## WHAT TO DO
Scan the data below for the string "label". Copy every line where it appears.

(Entries from a dataset of interfaces)
------------
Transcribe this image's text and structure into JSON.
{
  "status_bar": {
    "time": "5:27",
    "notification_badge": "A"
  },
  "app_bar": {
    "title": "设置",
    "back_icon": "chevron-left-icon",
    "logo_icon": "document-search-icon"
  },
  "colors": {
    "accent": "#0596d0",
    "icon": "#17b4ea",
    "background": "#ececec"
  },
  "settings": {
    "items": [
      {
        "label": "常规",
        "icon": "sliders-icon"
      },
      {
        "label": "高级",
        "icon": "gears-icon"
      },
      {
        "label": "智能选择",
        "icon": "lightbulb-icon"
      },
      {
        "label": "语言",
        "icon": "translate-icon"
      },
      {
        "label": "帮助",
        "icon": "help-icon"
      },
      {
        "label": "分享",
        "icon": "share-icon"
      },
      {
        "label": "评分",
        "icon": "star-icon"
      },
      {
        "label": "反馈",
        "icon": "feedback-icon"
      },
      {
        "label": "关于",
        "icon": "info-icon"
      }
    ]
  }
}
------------
## RESPONSE BOX
        "label": "常规",
        "label": "高级",
        "label": "智能选择",
        "label": "语言",
        "label": "帮助",
        "label": "分享",
        "label": "评分",
        "label": "反馈",
        "label": "关于",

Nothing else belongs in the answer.